STORED DATA:
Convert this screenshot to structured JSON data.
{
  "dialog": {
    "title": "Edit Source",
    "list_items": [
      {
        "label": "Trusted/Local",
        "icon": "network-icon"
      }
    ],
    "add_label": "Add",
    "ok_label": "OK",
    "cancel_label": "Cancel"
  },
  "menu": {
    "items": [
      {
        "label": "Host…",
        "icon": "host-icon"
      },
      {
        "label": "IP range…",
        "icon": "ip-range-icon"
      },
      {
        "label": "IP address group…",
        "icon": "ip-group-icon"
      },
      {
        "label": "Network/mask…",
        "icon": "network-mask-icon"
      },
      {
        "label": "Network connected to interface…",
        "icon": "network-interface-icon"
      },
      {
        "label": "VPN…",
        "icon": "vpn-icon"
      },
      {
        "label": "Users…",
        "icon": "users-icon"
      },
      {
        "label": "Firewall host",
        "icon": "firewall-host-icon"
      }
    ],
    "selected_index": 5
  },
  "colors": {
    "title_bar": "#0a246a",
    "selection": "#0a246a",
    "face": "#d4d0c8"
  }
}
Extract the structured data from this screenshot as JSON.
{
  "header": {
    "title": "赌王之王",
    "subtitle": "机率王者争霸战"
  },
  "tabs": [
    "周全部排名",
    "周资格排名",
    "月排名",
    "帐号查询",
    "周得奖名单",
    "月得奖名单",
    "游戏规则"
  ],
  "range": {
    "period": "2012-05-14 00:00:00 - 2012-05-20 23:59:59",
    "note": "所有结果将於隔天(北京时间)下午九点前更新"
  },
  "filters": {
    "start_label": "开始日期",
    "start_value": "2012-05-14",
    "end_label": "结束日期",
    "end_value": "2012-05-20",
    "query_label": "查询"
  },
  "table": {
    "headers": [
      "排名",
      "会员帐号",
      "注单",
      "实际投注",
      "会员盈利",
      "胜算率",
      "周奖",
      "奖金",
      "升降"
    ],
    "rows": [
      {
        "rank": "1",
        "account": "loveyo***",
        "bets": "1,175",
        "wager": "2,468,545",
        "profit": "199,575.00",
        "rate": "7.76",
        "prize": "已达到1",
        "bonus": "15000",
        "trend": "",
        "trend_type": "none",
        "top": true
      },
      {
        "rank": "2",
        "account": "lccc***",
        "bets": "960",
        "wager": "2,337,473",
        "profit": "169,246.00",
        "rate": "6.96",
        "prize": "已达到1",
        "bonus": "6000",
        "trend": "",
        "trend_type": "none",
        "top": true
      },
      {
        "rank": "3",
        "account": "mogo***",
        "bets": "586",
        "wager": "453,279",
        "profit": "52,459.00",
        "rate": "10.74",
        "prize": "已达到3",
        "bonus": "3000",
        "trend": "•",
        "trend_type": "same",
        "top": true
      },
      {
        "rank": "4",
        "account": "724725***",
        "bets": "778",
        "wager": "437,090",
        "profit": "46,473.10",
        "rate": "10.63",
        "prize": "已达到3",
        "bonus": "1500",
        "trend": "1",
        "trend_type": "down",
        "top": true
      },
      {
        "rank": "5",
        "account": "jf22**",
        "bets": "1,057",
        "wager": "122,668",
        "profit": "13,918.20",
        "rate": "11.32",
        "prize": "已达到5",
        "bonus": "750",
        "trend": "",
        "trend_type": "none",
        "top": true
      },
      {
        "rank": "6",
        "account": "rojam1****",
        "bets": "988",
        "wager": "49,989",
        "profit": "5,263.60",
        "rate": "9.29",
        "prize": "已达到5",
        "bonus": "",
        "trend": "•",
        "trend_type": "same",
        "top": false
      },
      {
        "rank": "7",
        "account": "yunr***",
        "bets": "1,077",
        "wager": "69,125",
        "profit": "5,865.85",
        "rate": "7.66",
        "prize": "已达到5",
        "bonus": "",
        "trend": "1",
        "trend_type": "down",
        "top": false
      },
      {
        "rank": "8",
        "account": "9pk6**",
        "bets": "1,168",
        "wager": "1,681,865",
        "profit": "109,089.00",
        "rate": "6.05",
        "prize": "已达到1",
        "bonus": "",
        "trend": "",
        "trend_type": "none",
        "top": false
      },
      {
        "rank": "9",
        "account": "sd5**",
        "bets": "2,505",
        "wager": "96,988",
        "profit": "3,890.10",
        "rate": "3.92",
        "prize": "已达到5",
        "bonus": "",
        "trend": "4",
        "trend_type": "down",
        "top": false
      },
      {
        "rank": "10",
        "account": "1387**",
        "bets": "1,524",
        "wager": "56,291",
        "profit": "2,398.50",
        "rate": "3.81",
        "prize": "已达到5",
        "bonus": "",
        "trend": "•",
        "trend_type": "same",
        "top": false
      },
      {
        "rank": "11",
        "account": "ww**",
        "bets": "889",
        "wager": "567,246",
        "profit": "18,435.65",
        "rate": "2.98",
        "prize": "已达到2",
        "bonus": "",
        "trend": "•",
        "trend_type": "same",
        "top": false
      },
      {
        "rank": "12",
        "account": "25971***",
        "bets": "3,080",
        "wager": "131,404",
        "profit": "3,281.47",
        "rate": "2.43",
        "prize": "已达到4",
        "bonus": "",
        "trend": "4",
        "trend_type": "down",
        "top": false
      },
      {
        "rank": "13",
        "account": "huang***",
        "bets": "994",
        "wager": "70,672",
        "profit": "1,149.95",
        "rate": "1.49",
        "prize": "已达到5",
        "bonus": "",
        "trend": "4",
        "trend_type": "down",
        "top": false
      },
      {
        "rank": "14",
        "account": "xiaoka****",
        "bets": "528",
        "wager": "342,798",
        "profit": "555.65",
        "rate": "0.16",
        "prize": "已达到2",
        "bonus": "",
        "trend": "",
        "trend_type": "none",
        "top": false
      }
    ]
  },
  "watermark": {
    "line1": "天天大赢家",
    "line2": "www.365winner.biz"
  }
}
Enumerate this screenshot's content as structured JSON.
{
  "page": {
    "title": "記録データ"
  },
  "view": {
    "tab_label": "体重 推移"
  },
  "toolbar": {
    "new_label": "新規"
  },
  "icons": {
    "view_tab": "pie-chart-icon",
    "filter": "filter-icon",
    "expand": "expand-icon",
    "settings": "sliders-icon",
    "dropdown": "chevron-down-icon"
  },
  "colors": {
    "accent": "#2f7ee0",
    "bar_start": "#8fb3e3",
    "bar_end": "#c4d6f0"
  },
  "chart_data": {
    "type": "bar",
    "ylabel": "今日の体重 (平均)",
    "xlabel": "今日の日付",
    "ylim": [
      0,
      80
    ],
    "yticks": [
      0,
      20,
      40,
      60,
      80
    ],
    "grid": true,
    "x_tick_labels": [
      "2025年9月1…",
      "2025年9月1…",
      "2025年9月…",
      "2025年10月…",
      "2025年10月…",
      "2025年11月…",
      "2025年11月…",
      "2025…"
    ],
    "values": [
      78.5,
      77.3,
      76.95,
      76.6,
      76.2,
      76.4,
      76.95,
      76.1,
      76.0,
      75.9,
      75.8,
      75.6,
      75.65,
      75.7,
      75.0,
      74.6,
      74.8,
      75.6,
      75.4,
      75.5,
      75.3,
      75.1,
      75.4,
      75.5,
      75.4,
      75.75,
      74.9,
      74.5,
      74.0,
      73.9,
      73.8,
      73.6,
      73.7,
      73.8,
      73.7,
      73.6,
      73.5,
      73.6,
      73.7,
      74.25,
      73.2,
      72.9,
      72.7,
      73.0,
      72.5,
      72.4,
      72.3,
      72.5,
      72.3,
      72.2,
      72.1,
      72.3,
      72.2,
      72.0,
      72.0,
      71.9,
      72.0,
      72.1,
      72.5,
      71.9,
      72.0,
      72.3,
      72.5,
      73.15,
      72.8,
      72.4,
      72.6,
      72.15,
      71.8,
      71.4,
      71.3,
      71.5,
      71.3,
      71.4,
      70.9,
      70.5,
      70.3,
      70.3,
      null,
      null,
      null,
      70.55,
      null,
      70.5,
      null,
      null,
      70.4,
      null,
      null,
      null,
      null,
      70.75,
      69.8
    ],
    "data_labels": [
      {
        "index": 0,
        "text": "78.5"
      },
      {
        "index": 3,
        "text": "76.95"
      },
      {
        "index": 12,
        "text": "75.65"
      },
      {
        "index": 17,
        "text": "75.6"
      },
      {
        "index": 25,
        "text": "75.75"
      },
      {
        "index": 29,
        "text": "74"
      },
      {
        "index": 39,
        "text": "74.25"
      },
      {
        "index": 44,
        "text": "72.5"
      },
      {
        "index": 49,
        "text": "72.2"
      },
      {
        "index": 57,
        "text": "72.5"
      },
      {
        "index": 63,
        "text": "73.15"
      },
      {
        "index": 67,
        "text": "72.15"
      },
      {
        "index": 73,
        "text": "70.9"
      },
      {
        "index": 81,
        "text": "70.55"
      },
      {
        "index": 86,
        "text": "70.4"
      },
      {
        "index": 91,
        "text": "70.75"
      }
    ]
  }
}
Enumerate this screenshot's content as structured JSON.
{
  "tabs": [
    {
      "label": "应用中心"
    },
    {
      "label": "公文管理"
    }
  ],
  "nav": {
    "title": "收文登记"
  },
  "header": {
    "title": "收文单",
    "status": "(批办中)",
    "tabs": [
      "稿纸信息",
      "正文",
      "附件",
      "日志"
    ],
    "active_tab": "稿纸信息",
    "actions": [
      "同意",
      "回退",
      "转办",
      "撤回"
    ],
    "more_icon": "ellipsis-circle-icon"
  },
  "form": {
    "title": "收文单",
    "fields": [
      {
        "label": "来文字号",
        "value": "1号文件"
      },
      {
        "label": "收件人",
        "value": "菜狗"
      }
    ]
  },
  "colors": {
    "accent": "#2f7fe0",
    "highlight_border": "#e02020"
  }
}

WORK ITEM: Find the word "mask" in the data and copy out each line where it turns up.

ANSWER SPACE:
        "label": "Network/mask…",
        "icon": "network-mask-icon"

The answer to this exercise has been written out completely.